  2. While the squash is baking, prepare the stuffing. Start by sauteing the garlic and onion in a large skillet over medium heat until soft and fragrant. Add the mushrooms, carrots, peas and two tablespoons of the vegetable broth. Saute for two minutes until combined.
  3. Add the bread to the pan and mix well. Little by little, pour in the vegetable broth until each piece of bread is coated and wet, but not soaking (this may require more or less vegetable broth than listed). Throw in the spices and heat until all the excess liquid is absorbed from the bottom of the pan. Turn off the heat and throw in the nuts and a handful of parmesan cheese.
  4. Take the squash out of the oven and fill with the stuffing mixture. Consider covering the squash with tinfoil if you prefer a less crispy and more evenly cooked stuffing (I like the crispier stuff, so I didn’t). Stick the squash back in the oven and bake for another 15 to 20 minutes, until squash is tender. About 5 minutes before the cooking ends, top the squash with more freshly grated parmesan and allow to melt in the oven.
  5. Take the squash out of the oven, let cool for 5 minutes and eat!
I had leftover stuffing, so I just stuck that at the bottom of the pan to bake on its own.

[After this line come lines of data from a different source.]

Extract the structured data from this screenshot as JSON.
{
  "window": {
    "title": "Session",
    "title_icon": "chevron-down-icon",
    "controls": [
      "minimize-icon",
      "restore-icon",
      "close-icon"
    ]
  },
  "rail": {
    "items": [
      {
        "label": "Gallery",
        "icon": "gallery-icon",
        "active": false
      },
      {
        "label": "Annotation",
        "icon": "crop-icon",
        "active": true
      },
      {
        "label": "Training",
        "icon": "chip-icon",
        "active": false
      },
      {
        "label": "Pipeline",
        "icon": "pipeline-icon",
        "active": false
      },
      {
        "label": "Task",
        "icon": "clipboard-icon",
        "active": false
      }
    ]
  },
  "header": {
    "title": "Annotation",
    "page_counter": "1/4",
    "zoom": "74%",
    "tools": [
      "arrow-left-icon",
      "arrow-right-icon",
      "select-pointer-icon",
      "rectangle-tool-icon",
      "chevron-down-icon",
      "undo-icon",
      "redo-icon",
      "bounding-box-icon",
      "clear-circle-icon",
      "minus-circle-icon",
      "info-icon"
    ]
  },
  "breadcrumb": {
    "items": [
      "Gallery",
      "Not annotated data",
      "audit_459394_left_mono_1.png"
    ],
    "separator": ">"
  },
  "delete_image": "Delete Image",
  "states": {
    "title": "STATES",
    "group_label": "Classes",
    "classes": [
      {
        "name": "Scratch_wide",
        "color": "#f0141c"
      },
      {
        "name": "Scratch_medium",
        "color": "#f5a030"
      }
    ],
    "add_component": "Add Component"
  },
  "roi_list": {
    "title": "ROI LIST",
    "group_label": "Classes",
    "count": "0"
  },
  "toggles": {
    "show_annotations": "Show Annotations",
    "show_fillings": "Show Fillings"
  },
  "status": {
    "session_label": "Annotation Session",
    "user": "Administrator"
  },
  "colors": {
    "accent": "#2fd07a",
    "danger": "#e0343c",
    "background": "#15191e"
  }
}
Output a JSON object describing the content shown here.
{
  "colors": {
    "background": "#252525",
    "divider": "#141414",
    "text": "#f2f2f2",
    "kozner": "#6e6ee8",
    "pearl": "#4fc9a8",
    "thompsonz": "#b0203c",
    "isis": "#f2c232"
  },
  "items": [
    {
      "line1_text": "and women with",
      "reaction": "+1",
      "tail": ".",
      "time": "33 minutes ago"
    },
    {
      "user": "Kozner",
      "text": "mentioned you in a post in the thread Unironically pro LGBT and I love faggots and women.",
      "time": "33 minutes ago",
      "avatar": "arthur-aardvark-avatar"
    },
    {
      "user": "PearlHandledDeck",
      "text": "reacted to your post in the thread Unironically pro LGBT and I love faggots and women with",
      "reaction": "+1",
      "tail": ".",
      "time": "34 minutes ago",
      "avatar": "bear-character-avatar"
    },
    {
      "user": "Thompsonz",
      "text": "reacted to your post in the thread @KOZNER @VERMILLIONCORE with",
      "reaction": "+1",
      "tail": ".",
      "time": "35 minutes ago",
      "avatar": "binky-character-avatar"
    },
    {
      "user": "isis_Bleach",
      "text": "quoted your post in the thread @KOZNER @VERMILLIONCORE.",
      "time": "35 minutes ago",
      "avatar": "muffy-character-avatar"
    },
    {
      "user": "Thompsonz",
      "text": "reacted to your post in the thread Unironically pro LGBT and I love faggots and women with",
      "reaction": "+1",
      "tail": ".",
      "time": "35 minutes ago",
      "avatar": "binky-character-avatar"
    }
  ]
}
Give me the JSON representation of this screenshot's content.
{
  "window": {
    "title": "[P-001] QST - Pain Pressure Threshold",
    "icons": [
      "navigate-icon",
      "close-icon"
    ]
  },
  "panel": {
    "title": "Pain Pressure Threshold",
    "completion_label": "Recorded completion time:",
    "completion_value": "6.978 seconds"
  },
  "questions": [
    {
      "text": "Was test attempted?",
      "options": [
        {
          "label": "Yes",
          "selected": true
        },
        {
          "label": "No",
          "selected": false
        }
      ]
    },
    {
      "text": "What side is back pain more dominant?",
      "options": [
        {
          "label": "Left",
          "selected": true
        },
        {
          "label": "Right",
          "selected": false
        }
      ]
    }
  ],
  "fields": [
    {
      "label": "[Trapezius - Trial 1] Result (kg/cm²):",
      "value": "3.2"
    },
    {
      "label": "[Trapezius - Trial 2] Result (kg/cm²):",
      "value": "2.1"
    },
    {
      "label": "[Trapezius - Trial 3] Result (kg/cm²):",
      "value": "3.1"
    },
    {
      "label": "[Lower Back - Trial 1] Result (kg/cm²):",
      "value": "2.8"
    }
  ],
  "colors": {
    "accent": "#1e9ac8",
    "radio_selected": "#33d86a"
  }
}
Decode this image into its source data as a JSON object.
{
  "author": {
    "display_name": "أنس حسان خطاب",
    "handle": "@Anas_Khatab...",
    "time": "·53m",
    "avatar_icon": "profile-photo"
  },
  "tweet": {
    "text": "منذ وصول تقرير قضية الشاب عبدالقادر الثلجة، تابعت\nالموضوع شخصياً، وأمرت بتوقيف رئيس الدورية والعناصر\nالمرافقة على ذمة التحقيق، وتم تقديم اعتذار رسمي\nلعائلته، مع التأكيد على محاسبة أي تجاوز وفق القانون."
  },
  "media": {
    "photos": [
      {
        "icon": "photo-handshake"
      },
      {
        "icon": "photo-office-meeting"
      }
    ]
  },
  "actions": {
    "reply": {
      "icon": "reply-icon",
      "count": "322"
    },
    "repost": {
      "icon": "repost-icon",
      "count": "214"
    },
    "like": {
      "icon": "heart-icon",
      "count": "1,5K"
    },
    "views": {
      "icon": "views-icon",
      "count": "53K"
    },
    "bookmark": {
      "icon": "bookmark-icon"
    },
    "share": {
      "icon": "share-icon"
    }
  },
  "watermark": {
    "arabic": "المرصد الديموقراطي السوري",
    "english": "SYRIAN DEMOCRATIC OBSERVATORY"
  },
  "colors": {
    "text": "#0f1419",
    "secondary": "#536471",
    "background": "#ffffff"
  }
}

The result was great and a perfect prelude to our upcoming Tofurkey Day! I especially enjoyed the cheesy goodness that came from the melted parmesan:
Woohoo! Happy cooking!